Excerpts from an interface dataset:
-- Opening Marker --
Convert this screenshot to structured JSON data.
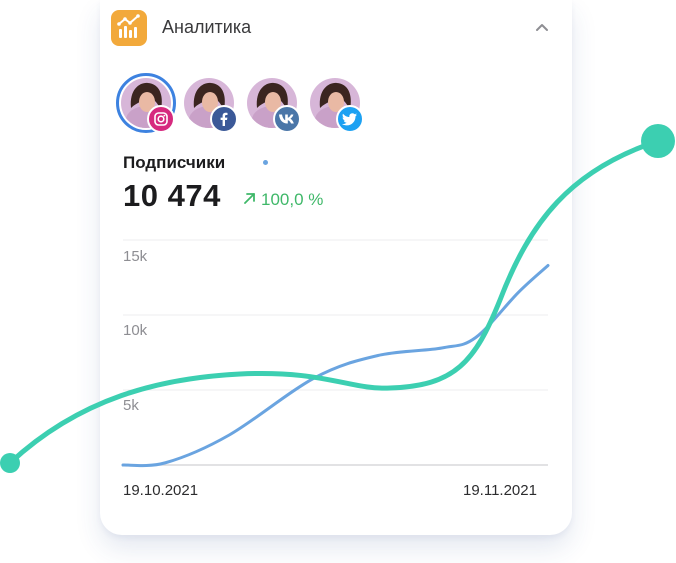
{
  "header": {
    "title": "Аналитика",
    "icon": "analytics-icon",
    "icon_color": "#f2a93b",
    "collapse_icon": "chevron-up-icon"
  },
  "profiles": [
    {
      "network": "instagram",
      "icon": "instagram-icon",
      "color": "#d6297e",
      "selected": true
    },
    {
      "network": "facebook",
      "icon": "facebook-icon",
      "color": "#3b5998",
      "selected": false
    },
    {
      "network": "vk",
      "icon": "vk-icon",
      "color": "#4a76a8",
      "selected": false
    },
    {
      "network": "twitter",
      "icon": "twitter-icon",
      "color": "#1da1f2",
      "selected": false
    }
  ],
  "metric": {
    "label": "Подписчики",
    "value": "10 474",
    "change": "100,0 %",
    "change_color": "#3fb869"
  },
  "chart_data": {
    "type": "line",
    "x": [
      "19.10.2021",
      "19.11.2021"
    ],
    "y_ticks": [
      "5k",
      "10k",
      "15k"
    ],
    "ylim": [
      0,
      15000
    ],
    "grid": true,
    "series": [
      {
        "color": "#6aa4e0",
        "points": [
          {
            "t": 0.0,
            "y": 0
          },
          {
            "t": 0.1,
            "y": 150
          },
          {
            "t": 0.25,
            "y": 2000
          },
          {
            "t": 0.45,
            "y": 5800
          },
          {
            "t": 0.6,
            "y": 7300
          },
          {
            "t": 0.75,
            "y": 7800
          },
          {
            "t": 0.83,
            "y": 8500
          },
          {
            "t": 0.93,
            "y": 11500
          },
          {
            "t": 1.0,
            "y": 13300
          }
        ]
      }
    ]
  }
}
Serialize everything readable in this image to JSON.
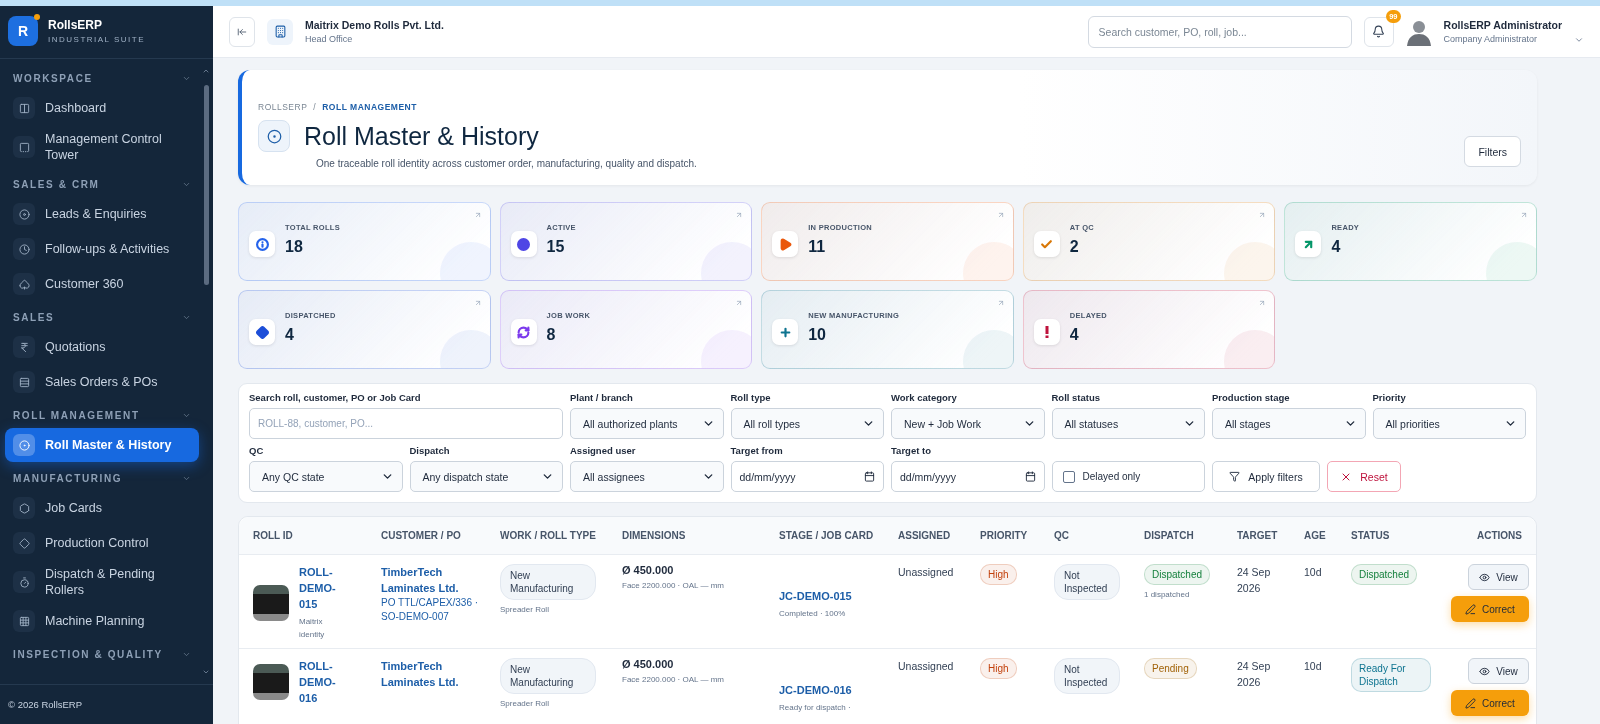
{
  "brand": {
    "initial": "R",
    "name": "RollsERP",
    "tagline": "INDUSTRIAL SUITE"
  },
  "sidebar": {
    "sections": [
      {
        "title": "WORKSPACE",
        "items": [
          {
            "label": "Dashboard",
            "selected": false
          },
          {
            "label": "Management Control Tower",
            "selected": false
          }
        ]
      },
      {
        "title": "SALES & CRM",
        "items": [
          {
            "label": "Leads & Enquiries",
            "selected": false
          },
          {
            "label": "Follow-ups & Activities",
            "selected": false
          },
          {
            "label": "Customer 360",
            "selected": false
          }
        ]
      },
      {
        "title": "SALES",
        "items": [
          {
            "label": "Quotations",
            "selected": false
          },
          {
            "label": "Sales Orders & POs",
            "selected": false
          }
        ]
      },
      {
        "title": "ROLL MANAGEMENT",
        "items": [
          {
            "label": "Roll Master & History",
            "selected": true
          }
        ]
      },
      {
        "title": "MANUFACTURING",
        "items": [
          {
            "label": "Job Cards",
            "selected": false
          },
          {
            "label": "Production Control",
            "selected": false
          },
          {
            "label": "Dispatch & Pending Rollers",
            "selected": false
          },
          {
            "label": "Machine Planning",
            "selected": false
          }
        ]
      },
      {
        "title": "INSPECTION & QUALITY"
      }
    ],
    "footer": "© 2026 RollsERP"
  },
  "topbar": {
    "company": "Maitrix Demo Rolls Pvt. Ltd.",
    "branch": "Head Office",
    "search": {
      "placeholder": "Search customer, PO, roll, job..."
    },
    "notifications": "99",
    "user": {
      "name": "RollsERP Administrator",
      "role": "Company Administrator"
    }
  },
  "page": {
    "breadcrumb": [
      "ROLLSERP",
      "ROLL MANAGEMENT"
    ],
    "breadcrumb_separator": "/",
    "title": "Roll Master & History",
    "subtitle": "One traceable roll identity across customer order, manufacturing, quality and dispatch.",
    "filters_button": "Filters"
  },
  "stats": [
    {
      "label": "TOTAL ROLLS",
      "value": "18",
      "color": "#2563eb"
    },
    {
      "label": "ACTIVE",
      "value": "15",
      "color": "#4f46e5"
    },
    {
      "label": "IN PRODUCTION",
      "value": "11",
      "color": "#ea580c"
    },
    {
      "label": "AT QC",
      "value": "2",
      "color": "#d97706"
    },
    {
      "label": "READY",
      "value": "4",
      "color": "#059669"
    },
    {
      "label": "DISPATCHED",
      "value": "4",
      "color": "#1d4ed8"
    },
    {
      "label": "JOB WORK",
      "value": "8",
      "color": "#7c3aed"
    },
    {
      "label": "NEW MANUFACTURING",
      "value": "10",
      "color": "#0e7490"
    },
    {
      "label": "DELAYED",
      "value": "4",
      "color": "#be123c"
    }
  ],
  "filters": {
    "fields": [
      {
        "kind": "search",
        "label": "Search roll, customer, PO or Job Card",
        "placeholder": "ROLL-88, customer, PO..."
      },
      {
        "kind": "select",
        "label": "Plant / branch",
        "value": "All authorized plants"
      },
      {
        "kind": "select",
        "label": "Roll type",
        "value": "All roll types"
      },
      {
        "kind": "select",
        "label": "Work category",
        "value": "New + Job Work"
      },
      {
        "kind": "select",
        "label": "Roll status",
        "value": "All statuses"
      },
      {
        "kind": "select",
        "label": "Production stage",
        "value": "All stages"
      },
      {
        "kind": "select",
        "label": "Priority",
        "value": "All priorities"
      },
      {
        "kind": "select",
        "label": "QC",
        "value": "Any QC state"
      },
      {
        "kind": "select",
        "label": "Dispatch",
        "value": "Any dispatch state"
      },
      {
        "kind": "select",
        "label": "Assigned user",
        "value": "All assignees"
      },
      {
        "kind": "date",
        "label": "Target from",
        "placeholder": "dd/mm/yyyy"
      },
      {
        "kind": "date",
        "label": "Target to",
        "placeholder": "dd/mm/yyyy"
      },
      {
        "kind": "checkbox",
        "label": "Delayed only",
        "checked": false
      }
    ],
    "apply": "Apply filters",
    "reset": "Reset"
  },
  "table": {
    "columns": [
      "ROLL ID",
      "CUSTOMER / PO",
      "WORK / ROLL TYPE",
      "DIMENSIONS",
      "STAGE / JOB CARD",
      "ASSIGNED",
      "PRIORITY",
      "QC",
      "DISPATCH",
      "TARGET",
      "AGE",
      "STATUS",
      "ACTIONS"
    ],
    "rows": [
      {
        "roll_id": "ROLL-DEMO-015",
        "identity": "Maitrix identity",
        "customer": "TimberTech Laminates Ltd.",
        "po": "PO TTL/CAPEX/336 · SO-DEMO-007",
        "work": "New Manufacturing",
        "roll_type": "Spreader Roll",
        "diameter": "Ø 450.000",
        "dims": "Face 2200.000 · OAL — mm",
        "job_card": "JC-DEMO-015",
        "stage": "Completed · 100%",
        "assigned": "Unassigned",
        "priority": {
          "text": "High",
          "color": "#c2410c"
        },
        "qc": "Not Inspected",
        "dispatch": {
          "text": "Dispatched",
          "color": "#15803d"
        },
        "dispatch_note": "1 dispatched",
        "target": "24 Sep 2026",
        "age": "10d",
        "status": {
          "text": "Dispatched",
          "color": "#15803d"
        },
        "view": "View",
        "correct": "Correct"
      },
      {
        "roll_id": "ROLL-DEMO-016",
        "customer": "TimberTech Laminates Ltd.",
        "work": "New Manufacturing",
        "roll_type": "Spreader Roll",
        "diameter": "Ø 450.000",
        "dims": "Face 2200.000 · OAL — mm",
        "job_card": "JC-DEMO-016",
        "stage": "Ready for dispatch ·",
        "assigned": "Unassigned",
        "priority": {
          "text": "High",
          "color": "#c2410c"
        },
        "qc": "Not Inspected",
        "dispatch": {
          "text": "Pending",
          "color": "#a16207"
        },
        "target": "24 Sep 2026",
        "age": "10d",
        "status": {
          "text": "Ready For Dispatch",
          "color": "#0e7490"
        },
        "view": "View",
        "correct": "Correct"
      }
    ]
  }
}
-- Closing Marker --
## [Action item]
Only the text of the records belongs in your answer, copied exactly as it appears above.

## [Answer box]
Convert this screenshot to structured JSON data.
{
  "header": {
    "title": "Аналитика",
    "icon": "analytics-icon",
    "icon_color": "#f2a93b",
    "collapse_icon": "chevron-up-icon"
  },
  "profiles": [
    {
      "network": "instagram",
      "icon": "instagram-icon",
      "color": "#d6297e",
      "selected": true
    },
    {
      "network": "facebook",
      "icon": "facebook-icon",
      "color": "#3b5998",
      "selected": false
    },
    {
      "network": "vk",
      "icon": "vk-icon",
      "color": "#4a76a8",
      "selected": false
    },
    {
      "network": "twitter",
      "icon": "twitter-icon",
      "color": "#1da1f2",
      "selected": false
    }
  ],
  "metric": {
    "label": "Подписчики",
    "value": "10 474",
    "change": "100,0 %",
    "change_color": "#3fb869"
  },
  "chart_data": {
    "type": "line",
    "x": [
      "19.10.2021",
      "19.11.2021"
    ],
    "y_ticks": [
      "5k",
      "10k",
      "15k"
    ],
    "ylim": [
      0,
      15000
    ],
    "grid": true,
    "series": [
      {
        "color": "#6aa4e0",
        "points": [
          {
            "t": 0.0,
            "y": 0
          },
          {
            "t": 0.1,
            "y": 150
          },
          {
            "t": 0.25,
            "y": 2000
          },
          {
            "t": 0.45,
            "y": 5800
          },
          {
            "t": 0.6,
            "y": 7300
          },
          {
            "t": 0.75,
            "y": 7800
          },
          {
            "t": 0.83,
            "y": 8500
          },
          {
            "t": 0.93,
            "y": 11500
          },
          {
            "t": 1.0,
            "y": 13300
          }
        ]
      }
    ]
  }
}
Serialize everything readable in this image to JSON.
{
  "brand": {
    "initial": "R",
    "name": "RollsERP",
    "tagline": "INDUSTRIAL SUITE"
  },
  "sidebar": {
    "sections": [
      {
        "title": "WORKSPACE",
        "items": [
          {
            "label": "Dashboard",
            "selected": false
          },
          {
            "label": "Management Control Tower",
            "selected": false
          }
        ]
      },
      {
        "title": "SALES & CRM",
        "items": [
          {
            "label": "Leads & Enquiries",
            "selected": false
          },
          {
            "label": "Follow-ups & Activities",
            "selected": false
          },
          {
            "label": "Customer 360",
            "selected": false
          }
        ]
      },
      {
        "title": "SALES",
        "items": [
          {
            "label": "Quotations",
            "selected": false
          },
          {
            "label": "Sales Orders & POs",
            "selected": false
          }
        ]
      },
      {
        "title": "ROLL MANAGEMENT",
        "items": [
          {
            "label": "Roll Master & History",
            "selected": true
          }
        ]
      },
      {
        "title": "MANUFACTURING",
        "items": [
          {
            "label": "Job Cards",
            "selected": false
          },
          {
            "label": "Production Control",
            "selected": false
          },
          {
            "label": "Dispatch & Pending Rollers",
            "selected": false
          },
          {
            "label": "Machine Planning",
            "selected": false
          }
        ]
      },
      {
        "title": "INSPECTION & QUALITY"
      }
    ],
    "footer": "© 2026 RollsERP"
  },
  "topbar": {
    "company": "Maitrix Demo Rolls Pvt. Ltd.",
    "branch": "Head Office",
    "search": {
      "placeholder": "Search customer, PO, roll, job..."
    },
    "notifications": "99",
    "user": {
      "name": "RollsERP Administrator",
      "role": "Company Administrator"
    }
  },
  "page": {
    "breadcrumb": [
      "ROLLSERP",
      "ROLL MANAGEMENT"
    ],
    "breadcrumb_separator": "/",
    "title": "Roll Master & History",
    "subtitle": "One traceable roll identity across customer order, manufacturing, quality and dispatch.",
    "filters_button": "Filters"
  },
  "stats": [
    {
      "label": "TOTAL ROLLS",
      "value": "18",
      "color": "#2563eb"
    },
    {
      "label": "ACTIVE",
      "value": "15",
      "color": "#4f46e5"
    },
    {
      "label": "IN PRODUCTION",
      "value": "11",
      "color": "#ea580c"
    },
    {
      "label": "AT QC",
      "value": "2",
      "color": "#d97706"
    },
    {
      "label": "READY",
      "value": "4",
      "color": "#059669"
    },
    {
      "label": "DISPATCHED",
      "value": "4",
      "color": "#1d4ed8"
    },
    {
      "label": "JOB WORK",
      "value": "8",
      "color": "#7c3aed"
    },
    {
      "label": "NEW MANUFACTURING",
      "value": "10",
      "color": "#0e7490"
    },
    {
      "label": "DELAYED",
      "value": "4",
      "color": "#be123c"
    }
  ],
  "filters": {
    "fields": [
      {
        "kind": "search",
        "label": "Search roll, customer, PO or Job Card",
        "placeholder": "ROLL-88, customer, PO..."
      },
      {
        "kind": "select",
        "label": "Plant / branch",
        "value": "All authorized plants"
      },
      {
        "kind": "select",
        "label": "Roll type",
        "value": "All roll types"
      },
      {
        "kind": "select",
        "label": "Work category",
        "value": "New + Job Work"
      },
      {
        "kind": "select",
        "label": "Roll status",
        "value": "All statuses"
      },
      {
        "kind": "select",
        "label": "Production stage",
        "value": "All stages"
      },
      {
        "kind": "select",
        "label": "Priority",
        "value": "All priorities"
      },
      {
        "kind": "select",
        "label": "QC",
        "value": "Any QC state"
      },
      {
        "kind": "select",
        "label": "Dispatch",
        "value": "Any dispatch state"
      },
      {
        "kind": "select",
        "label": "Assigned user",
        "value": "All assignees"
      },
      {
        "kind": "date",
        "label": "Target from",
        "placeholder": "dd/mm/yyyy"
      },
      {
        "kind": "date",
        "label": "Target to",
        "placeholder": "dd/mm/yyyy"
      },
      {
        "kind": "checkbox",
        "label": "Delayed only",
        "checked": false
      }
    ],
    "apply": "Apply filters",
    "reset": "Reset"
  },
  "table": {
    "columns": [
      "ROLL ID",
      "CUSTOMER / PO",
      "WORK / ROLL TYPE",
      "DIMENSIONS",
      "STAGE / JOB CARD",
      "ASSIGNED",
      "PRIORITY",
      "QC",
      "DISPATCH",
      "TARGET",
      "AGE",
      "STATUS",
      "ACTIONS"
    ],
    "rows": [
      {
        "roll_id": "ROLL-DEMO-015",
        "identity": "Maitrix identity",
        "customer": "TimberTech Laminates Ltd.",
        "po": "PO TTL/CAPEX/336 · SO-DEMO-007",
        "work": "New Manufacturing",
        "roll_type": "Spreader Roll",
        "diameter": "Ø 450.000",
        "dims": "Face 2200.000 · OAL — mm",
        "job_card": "JC-DEMO-015",
        "stage": "Completed · 100%",
        "assigned": "Unassigned",
        "priority": {
          "text": "High",
          "color": "#c2410c"
        },
        "qc": "Not Inspected",
        "dispatch": {
          "text": "Dispatched",
          "color": "#15803d"
        },
        "dispatch_note": "1 dispatched",
        "target": "24 Sep 2026",
        "age": "10d",
        "status": {
          "text": "Dispatched",
          "color": "#15803d"
        },
        "view": "View",
        "correct": "Correct"
      },
      {
        "roll_id": "ROLL-DEMO-016",
        "customer": "TimberTech Laminates Ltd.",
        "work": "New Manufacturing",
        "roll_type": "Spreader Roll",
        "diameter": "Ø 450.000",
        "dims": "Face 2200.000 · OAL — mm",
        "job_card": "JC-DEMO-016",
        "stage": "Ready for dispatch ·",
        "assigned": "Unassigned",
        "priority": {
          "text": "High",
          "color": "#c2410c"
        },
        "qc": "Not Inspected",
        "dispatch": {
          "text": "Pending",
          "color": "#a16207"
        },
        "target": "24 Sep 2026",
        "age": "10d",
        "status": {
          "text": "Ready For Dispatch",
          "color": "#0e7490"
        },
        "view": "View",
        "correct": "Correct"
      }
    ]
  }
}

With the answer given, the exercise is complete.